- Level 3 inputs – these inputs are unobservable inputs for assets/liabilities. Unobservable inputs are used to measure Fair Value to the extent that relevant observable inputs are not available. The unobservable inputs should reflect the assumptions that market participants would use when pricing the asset or liability, including assumptions about risk. An entity should develop unobservable inputs using the best information available. In developing unobservable inputs, an entity may begin with its own data, but it should adjust the data to ensure consistency with a market participant view point. Common examples of Level 3 inputs include management prepared business forecasts utilized in a discounted cash flow model.
In estimating the Fair Value of an asset/liability, valuation techniques are used that are appropriate under the circumstances and for which sufficient data is available to measure Fair Value, thus maximising the use of relevant observable inputs and minimising the use of unobservable inputs.
In some cases a single valuation technique will be appropriate, for example when valuing an asset/liability using Level 1 quoted prices in an active market for identical assets/liabilities.
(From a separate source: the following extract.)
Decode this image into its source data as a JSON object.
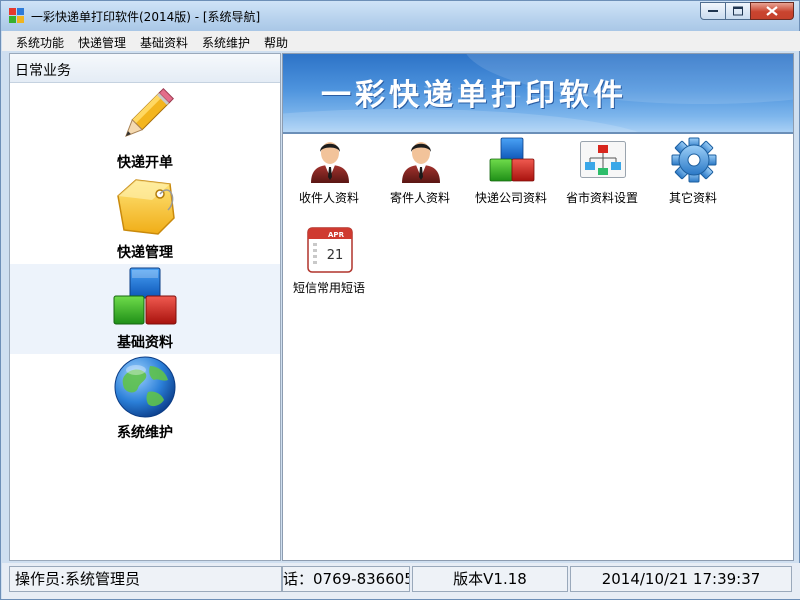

In other cases, multiple valuation techniques can be considered i.e. when valuing a cash generating unit. If multiple valuation techniques are used, the results should be evaluated considering the reasonableness of the range of values.
Valuation techniques used to measure Fair Value should be applied consistently. However, a change in a valuation technique or its application is reasonable if the change results in a measurement that is equally or more representative of Fair Value under the circumstances (for example a change in the entity’s product offerings, a change in business environment, achange in the industry or market conditions etc).